* **Your assignment**
From the first line to the last, restate the data word for word.

··· Exercise data ···

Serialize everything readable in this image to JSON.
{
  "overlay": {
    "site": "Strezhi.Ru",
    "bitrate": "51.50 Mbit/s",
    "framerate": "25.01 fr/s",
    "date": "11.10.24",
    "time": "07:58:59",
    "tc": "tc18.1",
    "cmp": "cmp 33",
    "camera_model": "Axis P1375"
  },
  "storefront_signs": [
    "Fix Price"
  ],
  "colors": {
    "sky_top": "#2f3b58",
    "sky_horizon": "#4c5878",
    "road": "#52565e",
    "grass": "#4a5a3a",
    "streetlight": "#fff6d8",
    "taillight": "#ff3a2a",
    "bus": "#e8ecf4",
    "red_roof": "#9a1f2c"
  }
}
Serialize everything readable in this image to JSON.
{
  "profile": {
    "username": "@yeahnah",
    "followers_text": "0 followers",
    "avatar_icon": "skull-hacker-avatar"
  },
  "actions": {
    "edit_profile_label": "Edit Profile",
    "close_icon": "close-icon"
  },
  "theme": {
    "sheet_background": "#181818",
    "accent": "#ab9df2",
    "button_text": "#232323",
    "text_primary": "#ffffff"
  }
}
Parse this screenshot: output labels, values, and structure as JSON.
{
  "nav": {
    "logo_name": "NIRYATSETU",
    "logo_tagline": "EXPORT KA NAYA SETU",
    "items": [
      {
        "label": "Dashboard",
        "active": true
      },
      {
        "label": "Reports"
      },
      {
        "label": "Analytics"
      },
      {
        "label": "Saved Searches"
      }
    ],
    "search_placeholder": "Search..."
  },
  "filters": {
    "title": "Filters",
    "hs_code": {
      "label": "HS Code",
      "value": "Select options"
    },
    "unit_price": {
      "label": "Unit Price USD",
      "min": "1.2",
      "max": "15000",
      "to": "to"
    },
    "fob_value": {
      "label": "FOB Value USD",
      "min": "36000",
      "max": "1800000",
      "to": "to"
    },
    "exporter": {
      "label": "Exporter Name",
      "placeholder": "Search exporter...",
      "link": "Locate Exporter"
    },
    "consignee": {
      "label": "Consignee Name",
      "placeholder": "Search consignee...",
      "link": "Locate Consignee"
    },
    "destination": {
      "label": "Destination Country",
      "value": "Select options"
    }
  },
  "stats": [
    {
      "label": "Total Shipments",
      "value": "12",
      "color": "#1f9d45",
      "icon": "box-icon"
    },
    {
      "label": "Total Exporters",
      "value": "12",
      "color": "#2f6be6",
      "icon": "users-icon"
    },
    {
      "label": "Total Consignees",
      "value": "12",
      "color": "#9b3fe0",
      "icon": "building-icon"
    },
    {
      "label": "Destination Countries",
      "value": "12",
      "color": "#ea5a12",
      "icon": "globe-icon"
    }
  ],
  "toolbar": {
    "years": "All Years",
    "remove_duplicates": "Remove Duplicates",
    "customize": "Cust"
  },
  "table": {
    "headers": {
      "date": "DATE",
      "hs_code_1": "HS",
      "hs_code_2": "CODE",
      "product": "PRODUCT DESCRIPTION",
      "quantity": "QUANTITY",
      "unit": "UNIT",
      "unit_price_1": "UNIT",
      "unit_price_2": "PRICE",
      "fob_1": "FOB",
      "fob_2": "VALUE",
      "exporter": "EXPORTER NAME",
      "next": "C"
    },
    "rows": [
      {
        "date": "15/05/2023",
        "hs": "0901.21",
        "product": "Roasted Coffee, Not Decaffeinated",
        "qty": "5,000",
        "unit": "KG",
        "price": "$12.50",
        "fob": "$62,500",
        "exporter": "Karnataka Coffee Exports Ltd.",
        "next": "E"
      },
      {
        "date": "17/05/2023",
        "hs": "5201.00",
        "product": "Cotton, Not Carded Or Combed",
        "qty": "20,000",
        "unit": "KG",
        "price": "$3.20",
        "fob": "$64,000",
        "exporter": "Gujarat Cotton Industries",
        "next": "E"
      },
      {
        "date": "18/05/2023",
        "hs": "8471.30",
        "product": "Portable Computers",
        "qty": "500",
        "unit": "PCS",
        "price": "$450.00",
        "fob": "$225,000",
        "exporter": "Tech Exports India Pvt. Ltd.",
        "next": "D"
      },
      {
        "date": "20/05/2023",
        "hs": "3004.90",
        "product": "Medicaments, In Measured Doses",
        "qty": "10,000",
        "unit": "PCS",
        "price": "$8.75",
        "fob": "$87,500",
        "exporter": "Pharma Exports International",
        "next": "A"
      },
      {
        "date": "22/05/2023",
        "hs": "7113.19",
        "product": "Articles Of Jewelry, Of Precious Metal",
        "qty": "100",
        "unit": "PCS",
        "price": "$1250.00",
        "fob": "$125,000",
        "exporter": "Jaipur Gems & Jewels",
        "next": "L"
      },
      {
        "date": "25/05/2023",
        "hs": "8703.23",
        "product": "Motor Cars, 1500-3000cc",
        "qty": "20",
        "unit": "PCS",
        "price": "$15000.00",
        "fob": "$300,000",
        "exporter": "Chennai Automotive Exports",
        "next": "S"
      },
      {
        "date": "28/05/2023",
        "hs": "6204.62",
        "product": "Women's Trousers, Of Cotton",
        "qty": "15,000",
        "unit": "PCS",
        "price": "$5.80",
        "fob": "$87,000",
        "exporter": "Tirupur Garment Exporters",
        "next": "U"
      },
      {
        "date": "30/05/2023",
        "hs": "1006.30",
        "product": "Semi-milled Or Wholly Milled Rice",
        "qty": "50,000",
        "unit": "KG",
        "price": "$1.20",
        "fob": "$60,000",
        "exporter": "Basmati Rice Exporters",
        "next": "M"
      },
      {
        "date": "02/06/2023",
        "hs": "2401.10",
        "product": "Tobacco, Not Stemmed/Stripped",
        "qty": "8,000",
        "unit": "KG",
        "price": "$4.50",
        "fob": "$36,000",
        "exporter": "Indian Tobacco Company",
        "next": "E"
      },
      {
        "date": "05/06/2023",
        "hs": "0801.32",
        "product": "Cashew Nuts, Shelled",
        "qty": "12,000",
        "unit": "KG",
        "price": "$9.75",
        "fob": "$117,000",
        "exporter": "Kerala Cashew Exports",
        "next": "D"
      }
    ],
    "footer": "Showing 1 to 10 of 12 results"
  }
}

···

* **Completed exercise**
Serialize everything readable in this image to JSON.
{
  "overlay": {
    "site": "Strezhi.Ru",
    "bitrate": "51.50 Mbit/s",
    "framerate": "25.01 fr/s",
    "date": "11.10.24",
    "time": "07:58:59",
    "tc": "tc18.1",
    "cmp": "cmp 33",
    "camera_model": "Axis P1375"
  },
  "storefront_signs": [
    "Fix Price"
  ],
  "colors": {
    "sky_top": "#2f3b58",
    "sky_horizon": "#4c5878",
    "road": "#52565e",
    "grass": "#4a5a3a",
    "streetlight": "#fff6d8",
    "taillight": "#ff3a2a",
    "bus": "#e8ecf4",
    "red_roof": "#9a1f2c"
  }
}
Serialize everything readable in this image to JSON.
{
  "profile": {
    "username": "@yeahnah",
    "followers_text": "0 followers",
    "avatar_icon": "skull-hacker-avatar"
  },
  "actions": {
    "edit_profile_label": "Edit Profile",
    "close_icon": "close-icon"
  },
  "theme": {
    "sheet_background": "#181818",
    "accent": "#ab9df2",
    "button_text": "#232323",
    "text_primary": "#ffffff"
  }
}
Parse this screenshot: output labels, values, and structure as JSON.
{
  "nav": {
    "logo_name": "NIRYATSETU",
    "logo_tagline": "EXPORT KA NAYA SETU",
    "items": [
      {
        "label": "Dashboard",
        "active": true
      },
      {
        "label": "Reports"
      },
      {
        "label": "Analytics"
      },
      {
        "label": "Saved Searches"
      }
    ],
    "search_placeholder": "Search..."
  },
  "filters": {
    "title": "Filters",
    "hs_code": {
      "label": "HS Code",
      "value": "Select options"
    },
    "unit_price": {
      "label": "Unit Price USD",
      "min": "1.2",
      "max": "15000",
      "to": "to"
    },
    "fob_value": {
      "label": "FOB Value USD",
      "min": "36000",
      "max": "1800000",
      "to": "to"
    },
    "exporter": {
      "label": "Exporter Name",
      "placeholder": "Search exporter...",
      "link": "Locate Exporter"
    },
    "consignee": {
      "label": "Consignee Name",
      "placeholder": "Search consignee...",
      "link": "Locate Consignee"
    },
    "destination": {
      "label": "Destination Country",
      "value": "Select options"
    }
  },
  "stats": [
    {
      "label": "Total Shipments",
      "value": "12",
      "color": "#1f9d45",
      "icon": "box-icon"
    },
    {
      "label": "Total Exporters",
      "value": "12",
      "color": "#2f6be6",
      "icon": "users-icon"
    },
    {
      "label": "Total Consignees",
      "value": "12",
      "color": "#9b3fe0",
      "icon": "building-icon"
    },
    {
      "label": "Destination Countries",
      "value": "12",
      "color": "#ea5a12",
      "icon": "globe-icon"
    }
  ],
  "toolbar": {
    "years": "All Years",
    "remove_duplicates": "Remove Duplicates",
    "customize": "Cust"
  },
  "table": {
    "headers": {
      "date": "DATE",
      "hs_code_1": "HS",
      "hs_code_2": "CODE",
      "product": "PRODUCT DESCRIPTION",
      "quantity": "QUANTITY",
      "unit": "UNIT",
      "unit_price_1": "UNIT",
      "unit_price_2": "PRICE",
      "fob_1": "FOB",
      "fob_2": "VALUE",
      "exporter": "EXPORTER NAME",
      "next": "C"
    },
    "rows": [
      {
        "date": "15/05/2023",
        "hs": "0901.21",
        "product": "Roasted Coffee, Not Decaffeinated",
        "qty": "5,000",
        "unit": "KG",
        "price": "$12.50",
        "fob": "$62,500",
        "exporter": "Karnataka Coffee Exports Ltd.",
        "next": "E"
      },
      {
        "date": "17/05/2023",
        "hs": "5201.00",
        "product": "Cotton, Not Carded Or Combed",
        "qty": "20,000",
        "unit": "KG",
        "price": "$3.20",
        "fob": "$64,000",
        "exporter": "Gujarat Cotton Industries",
        "next": "E"
      },
      {
        "date": "18/05/2023",
        "hs": "8471.30",
        "product": "Portable Computers",
        "qty": "500",
        "unit": "PCS",
        "price": "$450.00",
        "fob": "$225,000",
        "exporter": "Tech Exports India Pvt. Ltd.",
        "next": "D"
      },
      {
        "date": "20/05/2023",
        "hs": "3004.90",
        "product": "Medicaments, In Measured Doses",
        "qty": "10,000",
        "unit": "PCS",
        "price": "$8.75",
        "fob": "$87,500",
        "exporter": "Pharma Exports International",
        "next": "A"
      },
      {
        "date": "22/05/2023",
        "hs": "7113.19",
        "product": "Articles Of Jewelry, Of Precious Metal",
        "qty": "100",
        "unit": "PCS",
        "price": "$1250.00",
        "fob": "$125,000",
        "exporter": "Jaipur Gems & Jewels",
        "next": "L"
      },
      {
        "date": "25/05/2023",
        "hs": "8703.23",
        "product": "Motor Cars, 1500-3000cc",
        "qty": "20",
        "unit": "PCS",
        "price": "$15000.00",
        "fob": "$300,000",
        "exporter": "Chennai Automotive Exports",
        "next": "S"
      },
      {
        "date": "28/05/2023",
        "hs": "6204.62",
        "product": "Women's Trousers, Of Cotton",
        "qty": "15,000",
        "unit": "PCS",
        "price": "$5.80",
        "fob": "$87,000",
        "exporter": "Tirupur Garment Exporters",
        "next": "U"
      },
      {
        "date": "30/05/2023",
        "hs": "1006.30",
        "product": "Semi-milled Or Wholly Milled Rice",
        "qty": "50,000",
        "unit": "KG",
        "price": "$1.20",
        "fob": "$60,000",
        "exporter": "Basmati Rice Exporters",
        "next": "M"
      },
      {
        "date": "02/06/2023",
        "hs": "2401.10",
        "product": "Tobacco, Not Stemmed/Stripped",
        "qty": "8,000",
        "unit": "KG",
        "price": "$4.50",
        "fob": "$36,000",
        "exporter": "Indian Tobacco Company",
        "next": "E"
      },
      {
        "date": "05/06/2023",
        "hs": "0801.32",
        "product": "Cashew Nuts, Shelled",
        "qty": "12,000",
        "unit": "KG",
        "price": "$9.75",
        "fob": "$117,000",
        "exporter": "Kerala Cashew Exports",
        "next": "D"
      }
    ],
    "footer": "Showing 1 to 10 of 12 results"
  }
}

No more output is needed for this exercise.